* **RECORD SET**
▽

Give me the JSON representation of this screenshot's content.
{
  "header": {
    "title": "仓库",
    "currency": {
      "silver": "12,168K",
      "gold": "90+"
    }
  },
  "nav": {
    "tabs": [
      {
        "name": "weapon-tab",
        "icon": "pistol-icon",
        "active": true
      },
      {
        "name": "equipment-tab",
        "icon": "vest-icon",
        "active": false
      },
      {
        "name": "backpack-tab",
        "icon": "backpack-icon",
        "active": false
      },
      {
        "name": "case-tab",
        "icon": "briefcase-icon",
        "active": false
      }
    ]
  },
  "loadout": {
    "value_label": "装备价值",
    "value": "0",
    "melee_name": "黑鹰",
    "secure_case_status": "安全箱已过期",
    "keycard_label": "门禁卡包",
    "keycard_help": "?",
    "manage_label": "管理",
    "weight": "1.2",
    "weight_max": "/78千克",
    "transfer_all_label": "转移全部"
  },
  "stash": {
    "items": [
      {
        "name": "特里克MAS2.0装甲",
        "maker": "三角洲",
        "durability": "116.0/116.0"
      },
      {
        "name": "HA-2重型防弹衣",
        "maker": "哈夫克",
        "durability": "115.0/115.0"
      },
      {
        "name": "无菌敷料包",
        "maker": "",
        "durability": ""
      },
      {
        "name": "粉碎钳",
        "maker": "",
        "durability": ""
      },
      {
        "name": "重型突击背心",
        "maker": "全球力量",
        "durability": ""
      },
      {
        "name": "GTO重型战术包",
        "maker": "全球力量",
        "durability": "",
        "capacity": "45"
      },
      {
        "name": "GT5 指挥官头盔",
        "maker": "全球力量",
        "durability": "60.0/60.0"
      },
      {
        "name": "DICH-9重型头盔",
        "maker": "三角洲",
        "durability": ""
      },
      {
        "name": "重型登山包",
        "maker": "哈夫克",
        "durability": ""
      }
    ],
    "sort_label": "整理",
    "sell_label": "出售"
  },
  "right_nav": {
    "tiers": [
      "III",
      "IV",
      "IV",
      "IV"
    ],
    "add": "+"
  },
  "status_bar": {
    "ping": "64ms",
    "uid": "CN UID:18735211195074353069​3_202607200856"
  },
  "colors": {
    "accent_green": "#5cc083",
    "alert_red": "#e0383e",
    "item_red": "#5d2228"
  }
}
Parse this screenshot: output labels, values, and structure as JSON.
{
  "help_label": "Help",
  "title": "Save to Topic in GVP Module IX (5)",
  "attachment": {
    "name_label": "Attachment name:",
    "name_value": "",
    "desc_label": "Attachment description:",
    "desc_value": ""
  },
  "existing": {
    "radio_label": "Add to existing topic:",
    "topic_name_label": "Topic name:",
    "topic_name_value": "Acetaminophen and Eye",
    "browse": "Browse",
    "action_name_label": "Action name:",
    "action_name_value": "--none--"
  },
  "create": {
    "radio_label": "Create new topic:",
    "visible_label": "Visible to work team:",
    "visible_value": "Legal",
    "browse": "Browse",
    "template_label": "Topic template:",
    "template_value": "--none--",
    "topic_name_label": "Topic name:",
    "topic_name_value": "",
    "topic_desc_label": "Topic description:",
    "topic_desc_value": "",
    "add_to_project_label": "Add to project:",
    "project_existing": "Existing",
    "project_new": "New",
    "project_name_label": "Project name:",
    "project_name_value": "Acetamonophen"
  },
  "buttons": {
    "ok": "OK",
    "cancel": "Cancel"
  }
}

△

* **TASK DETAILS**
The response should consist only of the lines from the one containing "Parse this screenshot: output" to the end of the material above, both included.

* **WRITTEN SOLUTION**
Parse this screenshot: output labels, values, and structure as JSON.
{
  "help_label": "Help",
  "title": "Save to Topic in GVP Module IX (5)",
  "attachment": {
    "name_label": "Attachment name:",
    "name_value": "",
    "desc_label": "Attachment description:",
    "desc_value": ""
  },
  "existing": {
    "radio_label": "Add to existing topic:",
    "topic_name_label": "Topic name:",
    "topic_name_value": "Acetaminophen and Eye",
    "browse": "Browse",
    "action_name_label": "Action name:",
    "action_name_value": "--none--"
  },
  "create": {
    "radio_label": "Create new topic:",
    "visible_label": "Visible to work team:",
    "visible_value": "Legal",
    "browse": "Browse",
    "template_label": "Topic template:",
    "template_value": "--none--",
    "topic_name_label": "Topic name:",
    "topic_name_value": "",
    "topic_desc_label": "Topic description:",
    "topic_desc_value": "",
    "add_to_project_label": "Add to project:",
    "project_existing": "Existing",
    "project_new": "New",
    "project_name_label": "Project name:",
    "project_name_value": "Acetamonophen"
  },
  "buttons": {
    "ok": "OK",
    "cancel": "Cancel"
  }
}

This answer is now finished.